You'll get what you're given
However, not everyone thinks the iPad is a magic window showing us a futureutopia of ideal human-computer interaction. As commentators like Cory Doctorow on the Boing Boing blog have pointed out, Apple seems to think that intuitive computing comes at the cost of giving users the freedom to modify hardware and software – a right held sacred by many techies.
"Clearly there's a lot of thoughtfulness and smarts that went into the design. But there's also a palpable contemptfor the owner," writes Doctorow.
But as Tim Wu points out on the daily-magazine website Slate, hacker ethics and mass-market usability may forever be at loggerheads. "The ideology of the perfect machine and open computing are contradictory. They cannot coexist," he writes.
After playing with a greasy-fingered demo at the AppleStore in downtown San Francisco, this reporter gets the sense that the iPad not for the tech set.

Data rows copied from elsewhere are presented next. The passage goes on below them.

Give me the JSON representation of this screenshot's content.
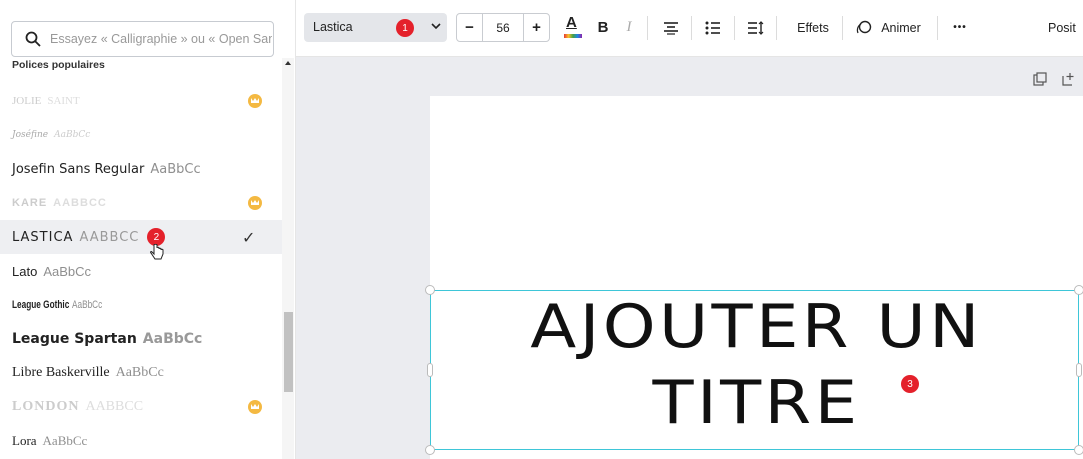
{
  "search": {
    "placeholder": "Essayez « Calligraphie » ou « Open San"
  },
  "panel": {
    "section_title": "Polices populaires",
    "fonts": [
      {
        "name": "JOLIE",
        "sample": "SAINT",
        "faded": true,
        "premium": true
      },
      {
        "name": "Joséfine",
        "sample": "AaBbCc",
        "faded": true,
        "premium": false
      },
      {
        "name": "Josefin Sans Regular",
        "sample": "AaBbCc",
        "faded": false,
        "premium": false
      },
      {
        "name": "KARE",
        "sample": "AABBCC",
        "faded": true,
        "premium": true
      },
      {
        "name": "LASTICA",
        "sample": "AABBCC",
        "faded": false,
        "premium": false,
        "selected": true
      },
      {
        "name": "Lato",
        "sample": "AaBbCc",
        "faded": false,
        "premium": false
      },
      {
        "name": "League Gothic",
        "sample": "AaBbCc",
        "faded": false,
        "premium": false
      },
      {
        "name": "League Spartan",
        "sample": "AaBbCc",
        "faded": false,
        "premium": false
      },
      {
        "name": "Libre Baskerville",
        "sample": "AaBbCc",
        "faded": false,
        "premium": false
      },
      {
        "name": "LONDON",
        "sample": "AABBCC",
        "faded": true,
        "premium": true
      },
      {
        "name": "Lora",
        "sample": "AaBbCc",
        "faded": false,
        "premium": false
      }
    ],
    "badge_selected": "2",
    "check": "✓"
  },
  "toolbar": {
    "font_name": "Lastica",
    "font_badge": "1",
    "font_size": "56",
    "minus": "−",
    "plus": "+",
    "bold": "B",
    "italic": "I",
    "effects": "Effets",
    "animate": "Animer",
    "more": "•••",
    "position": "Posit"
  },
  "canvas": {
    "title_line1": "AJOUTER UN",
    "title_line2": "TITRE",
    "title_badge": "3"
  },
  "colors": {
    "selection": "#3ec6d8",
    "badge": "#e4212b",
    "premium": "#f4b942"
  }
}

It retains the rounded metal-and-glass aesthetic common to most Apple products, although you can feel sound reverberate inside it, which makes it feel slightly less solid than its smaller touchscreen cousins. The screen is crisp and reactive and the software interface is pleasantly unnoticeable.
TheiPad does not attempt to replicate the multitasking, stacked-windows approach of our desktops and laptops in the way that previous tablets have – with mixed results. Designed less for productivity and more for entertainment, it isn't trying to be a computer of the sort we are used to. For the time being, it is a general-purpose media consumption device that is quite good at its job.
There are, ofcourse, a few glitches that break any spells Apple might wish to cast. As most reviewers have pointed out, it's fine for sofa-computing but too large and heavy to hand-hold and use as you would an iPhone or a Kindle, its closest competitors in the "stand and read" division.
It's fast, but not crazy fast. The reaction speed is not noticeably different from an iPhone or iPod Touch, though the webdoes load quite quickly over Wi-Fi.
Finally, while many of the available apps, such as the Marvel Comics reader, display content in novel ways, most seem to miss the opportunity for richer multi-touch interaction. The larger screen should allow for more creative use of the gesture-based interface than in smaller devices, and one gets the sense that developers will eventually take advantage of...